The Ohio River Back Channel Truss Bridge, as the span providing access to Middle Island is officially known, was once a segment of an approach ramp to the Clarksburg-Columbus Short Route Bridge, which opened to traffic on Oct. 25, 1928. The privately built suspension bridge, which carried vehicles across the Ohio River between St. Marys and Newport, Ohio, was a sister span of the Silver Bridge, completed five months earlier 75 miles downstream at Point Pleasant. Although the two bridges used different approach systems, the main suspension portions spanning the Ohio were built using the same engineer, contractor, fabricator and shop drawings.
The suspension bridges were supported with a new heat-treated eyebar chain system, “the first of its type in the United States,” according to a 1929 edition of the Engineering News Record, instead of conventional wire cables. Both spans initially operated as toll bridges until the state of West Virginia bought the St. Marys bridge in 1937 and the Silver Bridge in 1941.
On Dec. 15, 1967, the Silver Bridge collapsed during the afternoon rush hour during a busy Christmas shopping season, sending 32 vehicles into the icy waters of the Ohio River, killing 46 people.
The collapsed bridge’s twin span at St. Marys was closed for inspection immediately after the disaster, and a ferry system was put in place until a decision was made to build a new bridge several hundred yards downstream. The new Hi Carpenter Memorial Bridge opened for traffic in 1977.
The Silver Bridge’s twin span at St. Marys was demolished in 1971, except for the 457-foot truss bridge segment leading from St. Marys to Middle Island.
“We are looking forward to the bridge repairs,” Rebecca Young, Ohio River Islands National Wildlife Refuge manager, said. “It will be great to be able to bring school buses out there and have more programs available for school groups.”
Bridge access and a trail system make Middle Island the most visited island in the refuge. In addition to providing access to birders, wildlife viewing enthusiasts, anglers and bow-hunters, Middle Island is visited daily by joggers and walkers from the St. Marys area, Young said.
Assuming the bridge is eventually closed for repairs, the island will remain open to the public and the trails will be maintained, Young said, but visitors will need boats to access the site.
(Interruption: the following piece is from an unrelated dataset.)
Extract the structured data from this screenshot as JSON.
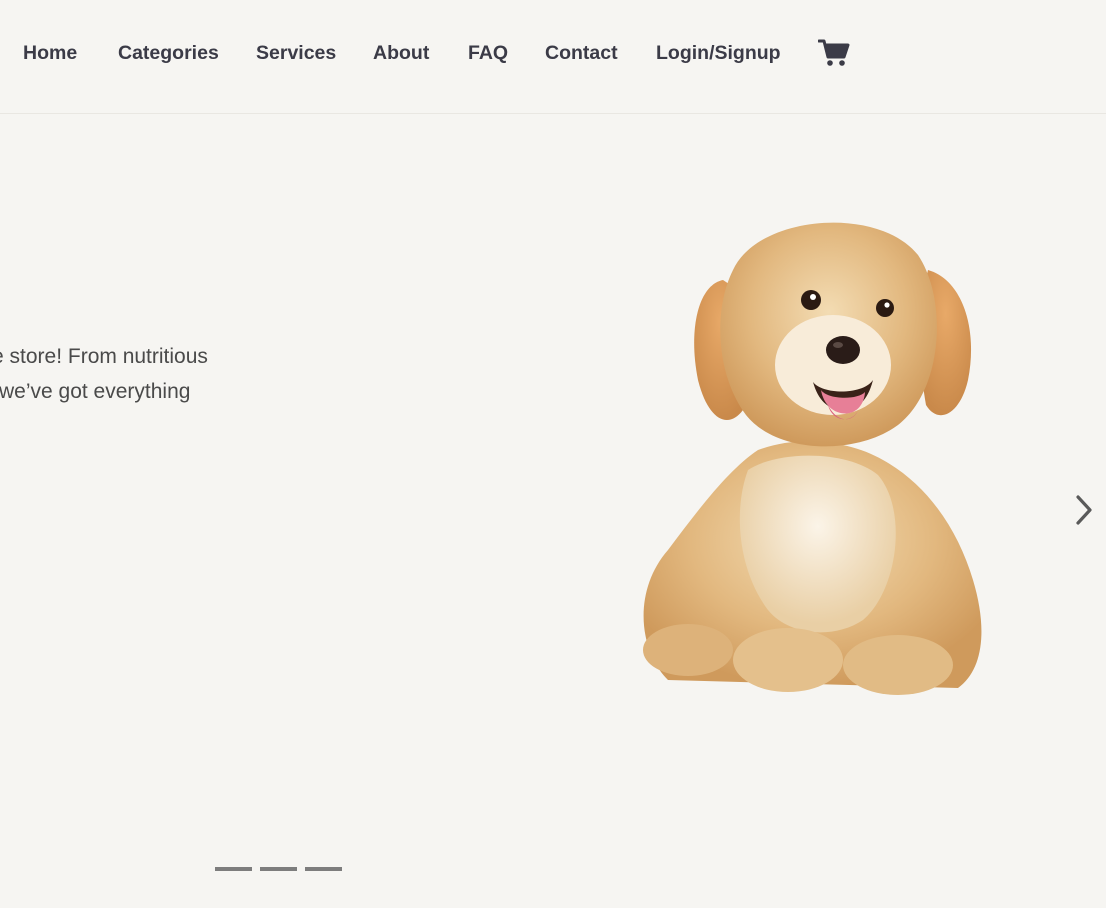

Reach Rick Steelhammer at email@example.com, 304-348-5169, or follow @rsteelhammer on Twitter.